[App and web page records]
- - -
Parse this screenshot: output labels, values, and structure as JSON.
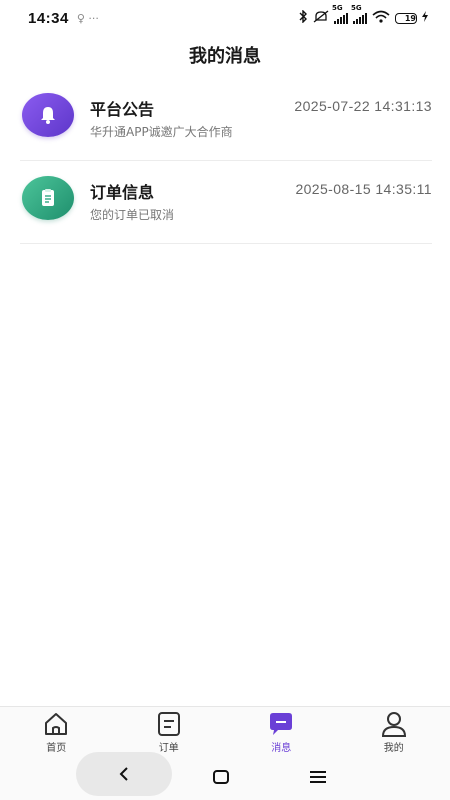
{
  "status_bar": {
    "time": "14:34",
    "left_extra": "♀ ···",
    "network_1": "5G",
    "network_2": "5G",
    "battery": "19"
  },
  "page": {
    "title": "我的消息"
  },
  "messages": [
    {
      "title": "平台公告",
      "time": "2025-07-22 14:31:13",
      "preview": "华升通APP诚邀广大合作商",
      "icon": "bell-icon",
      "color": "#6f45dc"
    },
    {
      "title": "订单信息",
      "time": "2025-08-15 14:35:11",
      "preview": "您的订单已取消",
      "icon": "document-icon",
      "color": "#2ea882"
    }
  ],
  "tabs": [
    {
      "label": "首页",
      "icon": "home-icon"
    },
    {
      "label": "订单",
      "icon": "order-icon"
    },
    {
      "label": "消息",
      "icon": "message-icon",
      "active": true
    },
    {
      "label": "我的",
      "icon": "profile-icon"
    }
  ],
  "system_nav": {
    "back": "back-icon",
    "home": "home-square-icon",
    "menu": "menu-icon"
  },
  "colors": {
    "accent": "#6a3fd6",
    "text": "#1a1a1a",
    "muted": "#777777"
  }
}
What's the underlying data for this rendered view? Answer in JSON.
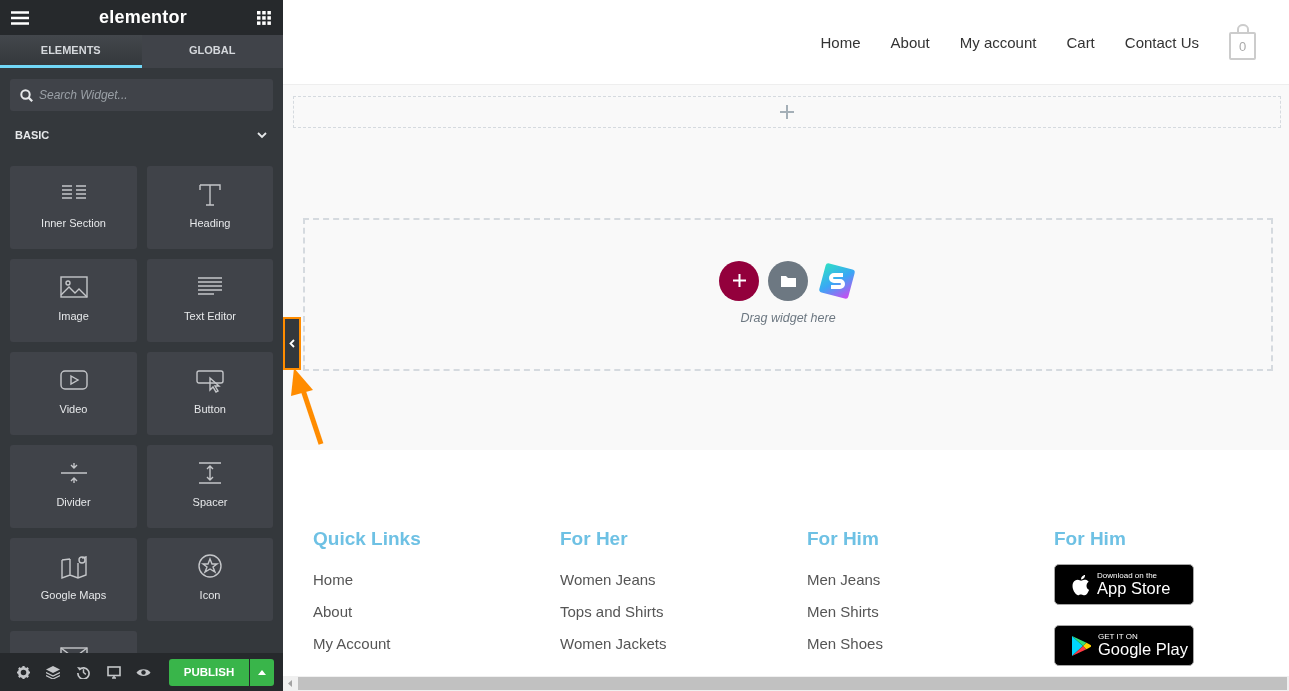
{
  "sidebar": {
    "logo": "elementor",
    "tabs": [
      {
        "label": "ELEMENTS",
        "selected": true
      },
      {
        "label": "GLOBAL",
        "selected": false
      }
    ],
    "search": {
      "placeholder": "Search Widget..."
    },
    "category": {
      "label": "BASIC",
      "expanded": true
    },
    "widgets": [
      {
        "label": "Inner Section"
      },
      {
        "label": "Heading"
      },
      {
        "label": "Image"
      },
      {
        "label": "Text Editor"
      },
      {
        "label": "Video"
      },
      {
        "label": "Button"
      },
      {
        "label": "Divider"
      },
      {
        "label": "Spacer"
      },
      {
        "label": "Google Maps"
      },
      {
        "label": "Icon"
      }
    ],
    "publish": "PUBLISH"
  },
  "nav": {
    "links": [
      "Home",
      "About",
      "My account",
      "Cart",
      "Contact Us"
    ],
    "cart_count": "0"
  },
  "drop_zone": {
    "hint": "Drag widget here"
  },
  "footer": {
    "columns": [
      {
        "kind": "links",
        "title": "Quick Links",
        "links": [
          "Home",
          "About",
          "My Account"
        ]
      },
      {
        "kind": "links",
        "title": "For Her",
        "links": [
          "Women Jeans",
          "Tops and Shirts",
          "Women Jackets"
        ]
      },
      {
        "kind": "links",
        "title": "For Him",
        "links": [
          "Men Jeans",
          "Men Shirts",
          "Men Shoes"
        ]
      },
      {
        "kind": "apps",
        "title": "For Him",
        "badges": [
          {
            "small": "Download on the",
            "big": "App Store"
          },
          {
            "small": "GET IT ON",
            "big": "Google Play"
          }
        ]
      }
    ]
  }
}
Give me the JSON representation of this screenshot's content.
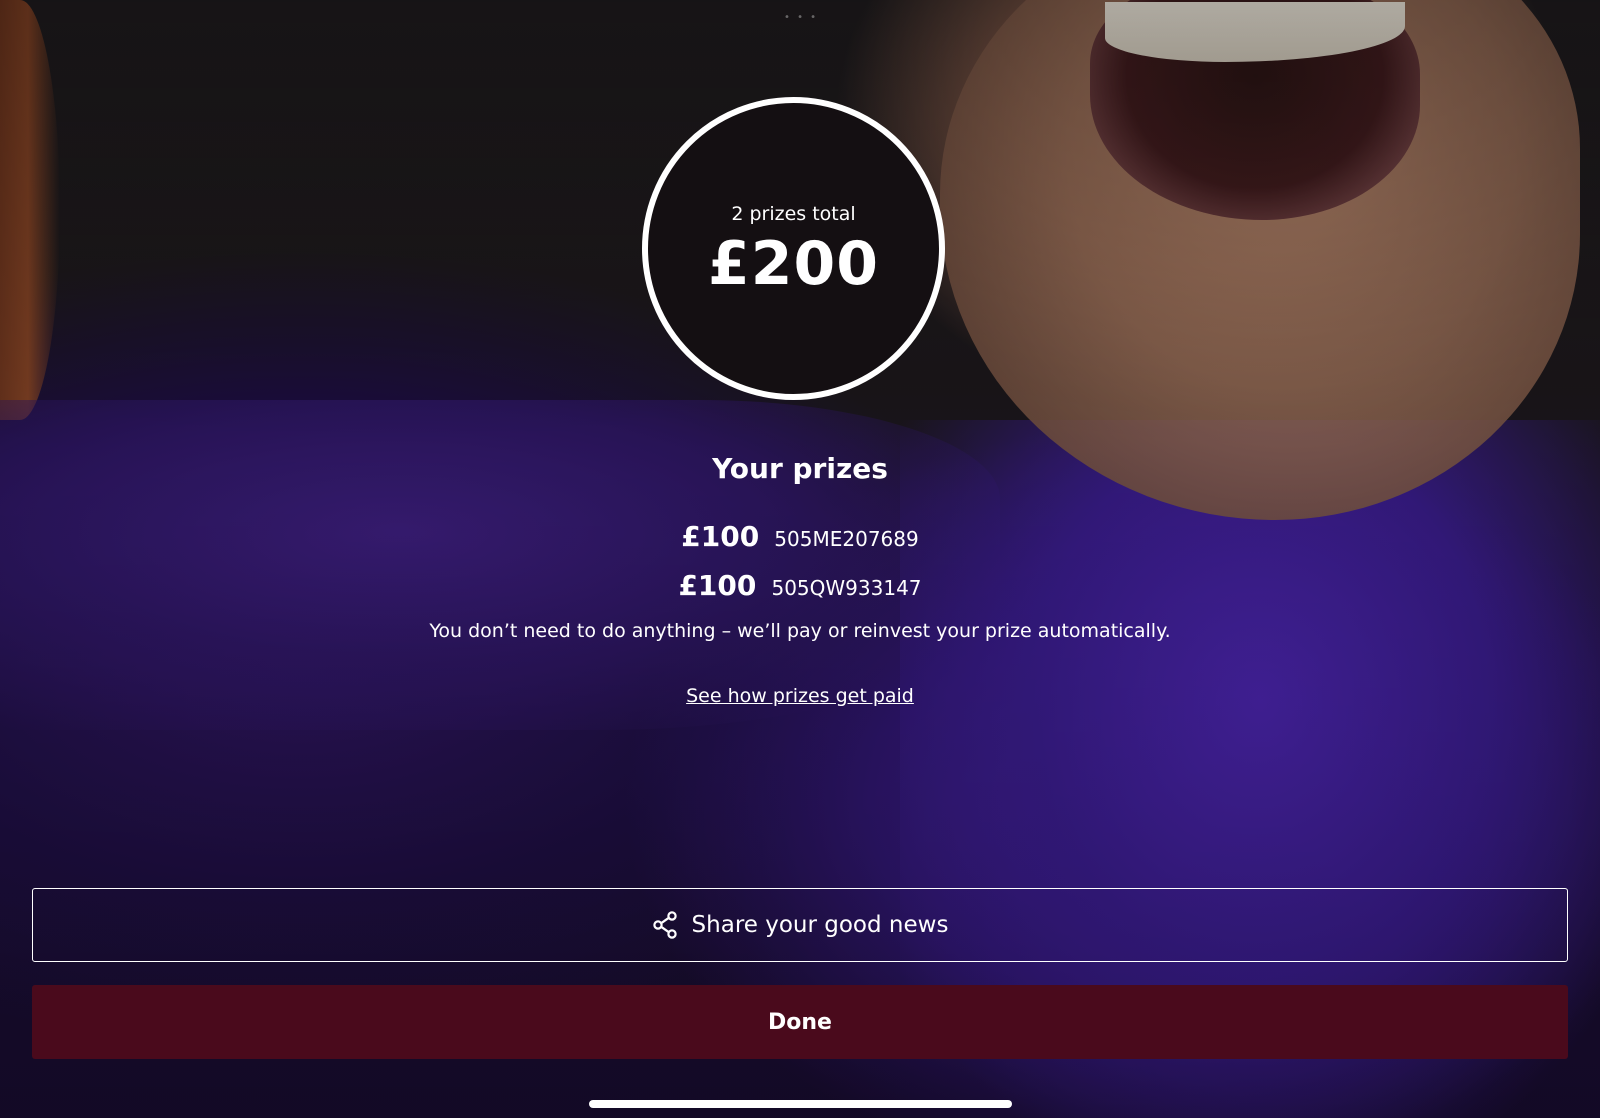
{
  "summary": {
    "count_text": "2 prizes total",
    "total_amount": "£200"
  },
  "prizes": {
    "heading": "Your prizes",
    "items": [
      {
        "amount": "£100",
        "code": "505ME207689"
      },
      {
        "amount": "£100",
        "code": "505QW933147"
      }
    ],
    "info": "You don’t need to do anything – we’ll pay or reinvest your prize automatically.",
    "link_label": "See how prizes get paid"
  },
  "actions": {
    "share_label": "Share your good news",
    "share_icon": "share-icon",
    "done_label": "Done"
  },
  "colors": {
    "done_button": "#4a0a1c",
    "text": "#ffffff"
  }
}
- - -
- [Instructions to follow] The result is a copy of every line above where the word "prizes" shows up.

- [Result for this exercise]
    "count_text": "2 prizes total",
  "prizes": {
    "heading": "Your prizes",
    "link_label": "See how prizes get paid"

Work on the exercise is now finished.